While the architect has his office, and the designer his workshop, the artist has a studio. And the studio of course differs somewhat from a run-of-the-mill office or an idea factory defined by the teamwork carried out there. Anyone who takes a look at the exhibition “The Studio” in the Staatsgalerie Stuttgart will soon see the differences. After all, since Romanticism, the artist’s studio has retained its status as a rather mysterious place where ideas and creativity roam free, muses gather and if everything goes to plan the artifex is kissed by inspiration.
The studio sees everything: painting, casting or taking photographs, shooting the breeze with collectors and curators, celebrating, complaining about colleagues or reflecting on a particular painting or installation or indeed on art in general: Despite its prevalence as a setting for all of these activities, the studio has now become a rather different place in comparison to the 19th century. It is no longer taken for granted as the room that holds the painter’s easel.

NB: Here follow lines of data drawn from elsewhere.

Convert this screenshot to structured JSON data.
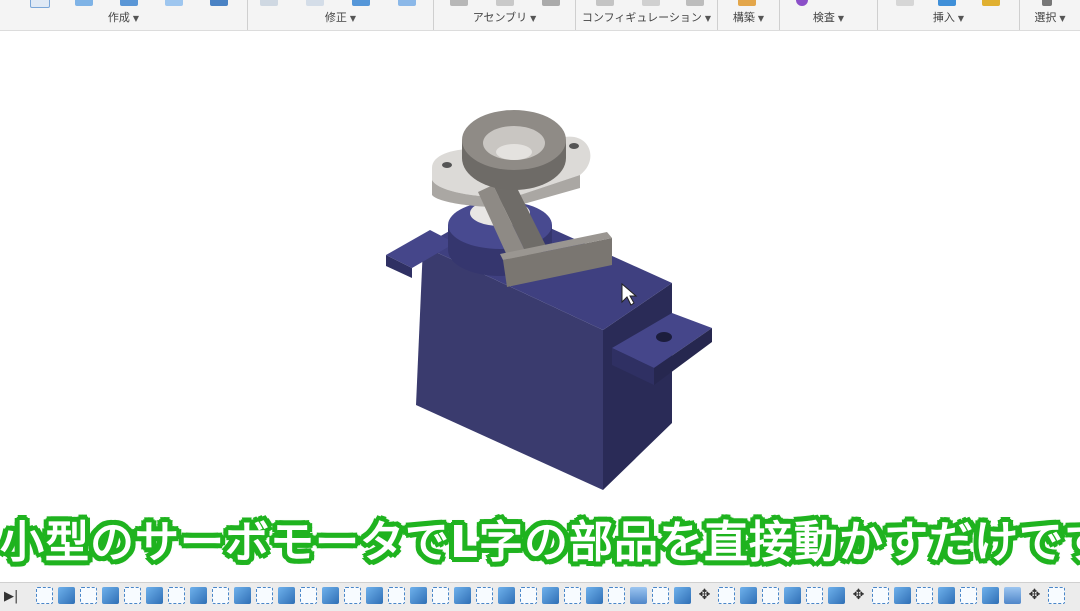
{
  "toolbar": {
    "groups": [
      {
        "label": "作成"
      },
      {
        "label": "修正"
      },
      {
        "label": "アセンブリ"
      },
      {
        "label": "コンフィギュレーション"
      },
      {
        "label": "構築"
      },
      {
        "label": "検査"
      },
      {
        "label": "挿入"
      },
      {
        "label": "選択"
      }
    ]
  },
  "subtitle": "小型のサーボモータでL字の部品を直接動かすだけです",
  "colors": {
    "servo_body": "#333466",
    "servo_top": "#3e3f7a",
    "arm": "#8a8680",
    "subtitle_outline": "#1fb31f"
  },
  "timeline": {
    "items": [
      "sketch",
      "solid",
      "sketch",
      "solid",
      "sketch",
      "solid",
      "sketch",
      "solid",
      "sketch",
      "solid",
      "sketch",
      "solid",
      "sketch",
      "solid",
      "sketch",
      "solid",
      "sketch",
      "solid",
      "sketch",
      "solid",
      "sketch",
      "solid",
      "sketch",
      "solid",
      "sketch",
      "solid",
      "sketch",
      "plane",
      "sketch",
      "solid",
      "move",
      "sketch",
      "solid",
      "sketch",
      "solid",
      "sketch",
      "solid",
      "move",
      "sketch",
      "solid",
      "sketch",
      "solid",
      "sketch",
      "solid",
      "plane",
      "move",
      "sketch",
      "joint",
      "joint",
      "joint"
    ]
  }
}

In past times, there was barely an image of a studio that didn’t depict an easel in one form or another: which is how the easel has not only become a symbol of the studio itself but also an ideal advertising vehicle. This is probably why shortly before the exhibition’s inauguration there are a whole bunch of easels advertising the show in one of the rooms at the old Staatsgalerie Stuttgart, waiting for the visitors to arrive, all seeking a glimpse through the keyhole into the creative cosmos of the artist. tw